Website and app data records:

########################################

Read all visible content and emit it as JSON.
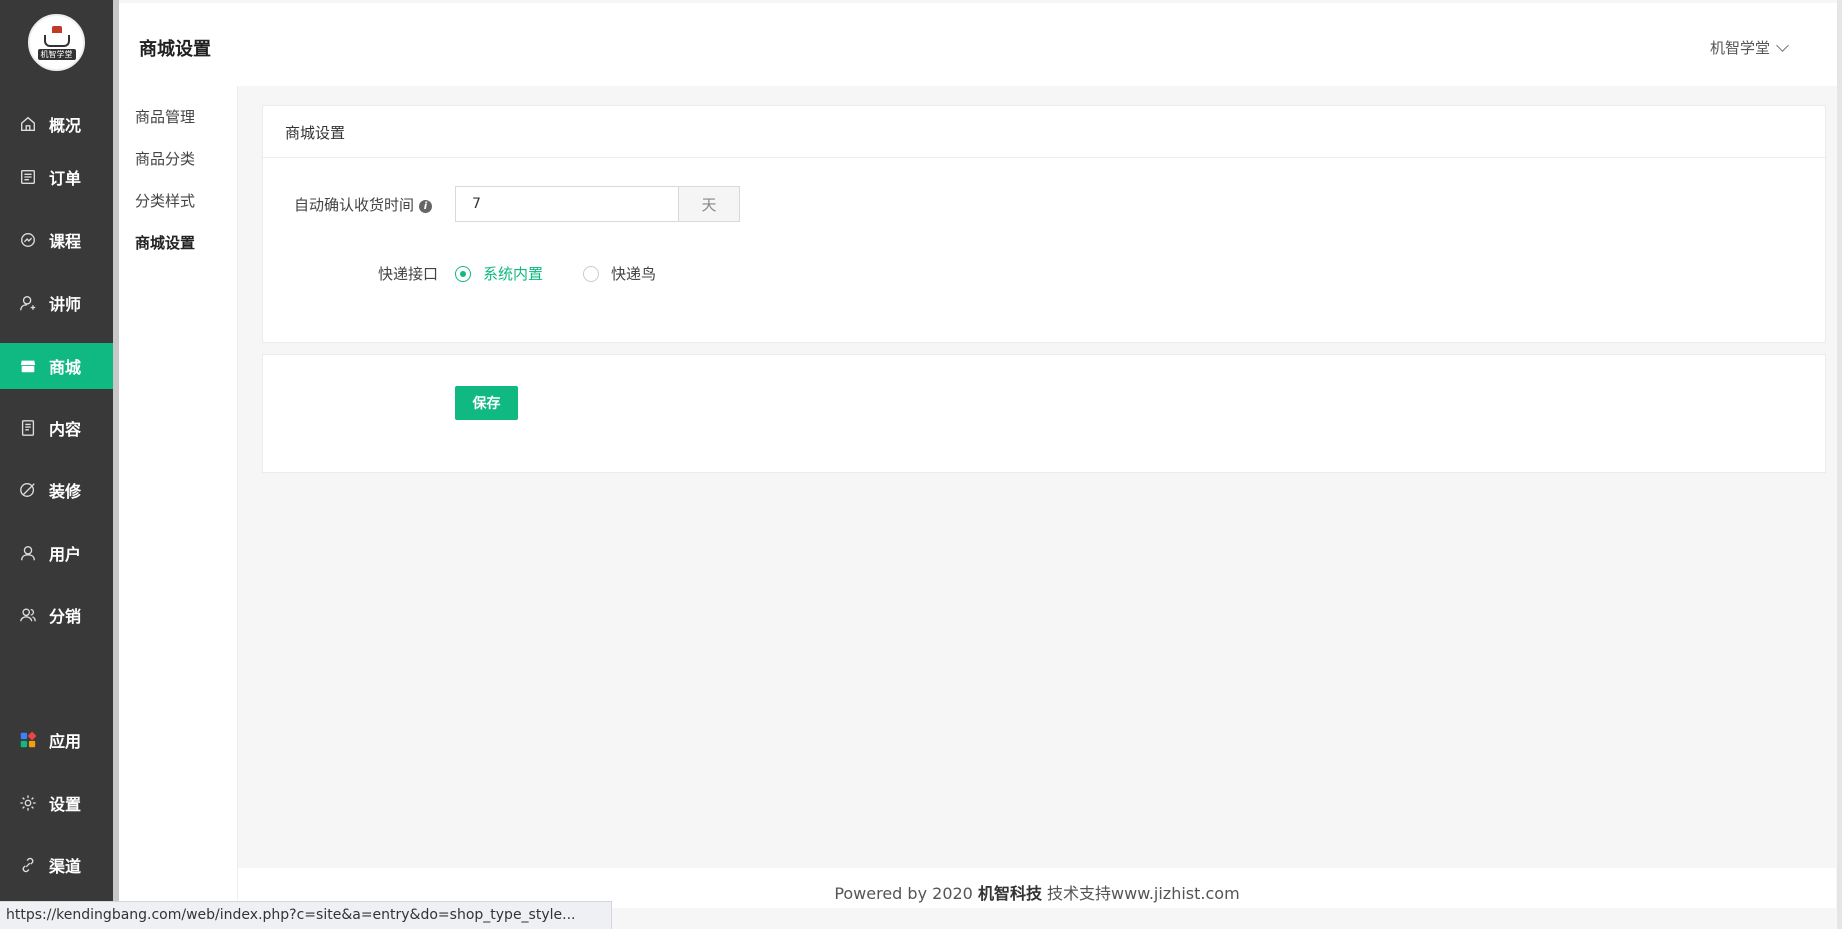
{
  "header": {
    "title": "商城设置",
    "user": "机智学堂"
  },
  "logo": {
    "text": "机智学堂"
  },
  "sidebar": {
    "items": [
      {
        "label": "概况",
        "icon": "home-icon"
      },
      {
        "label": "订单",
        "icon": "order-icon"
      },
      {
        "label": "课程",
        "icon": "course-icon"
      },
      {
        "label": "讲师",
        "icon": "teacher-icon"
      },
      {
        "label": "商城",
        "icon": "store-icon",
        "active": true
      },
      {
        "label": "内容",
        "icon": "content-icon"
      },
      {
        "label": "装修",
        "icon": "decorate-icon"
      },
      {
        "label": "用户",
        "icon": "user-icon"
      },
      {
        "label": "分销",
        "icon": "distribution-icon"
      },
      {
        "label": "应用",
        "icon": "apps-icon"
      },
      {
        "label": "设置",
        "icon": "gear-icon"
      },
      {
        "label": "渠道",
        "icon": "link-icon"
      }
    ]
  },
  "subnav": {
    "items": [
      {
        "label": "商品管理"
      },
      {
        "label": "商品分类"
      },
      {
        "label": "分类样式"
      },
      {
        "label": "商城设置",
        "current": true
      }
    ]
  },
  "panel": {
    "title": "商城设置",
    "auto_confirm_label": "自动确认收货时间",
    "auto_confirm_value": "7",
    "auto_confirm_unit": "天",
    "express_label": "快递接口",
    "express_options": [
      {
        "label": "系统内置",
        "checked": true
      },
      {
        "label": "快递鸟",
        "checked": false
      }
    ]
  },
  "actions": {
    "save_label": "保存"
  },
  "footer": {
    "prefix": "Powered by 2020 ",
    "brand": "机智科技",
    "suffix": " 技术支持www.jizhist.com"
  },
  "status_url": "https://kendingbang.com/web/index.php?c=site&a=entry&do=shop_type_style...",
  "colors": {
    "accent": "#10b981",
    "sidebar": "#393939"
  }
}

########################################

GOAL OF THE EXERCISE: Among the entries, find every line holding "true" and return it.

EXERCISE RESPONSE:
        "active": true
        "current": true
        "checked": true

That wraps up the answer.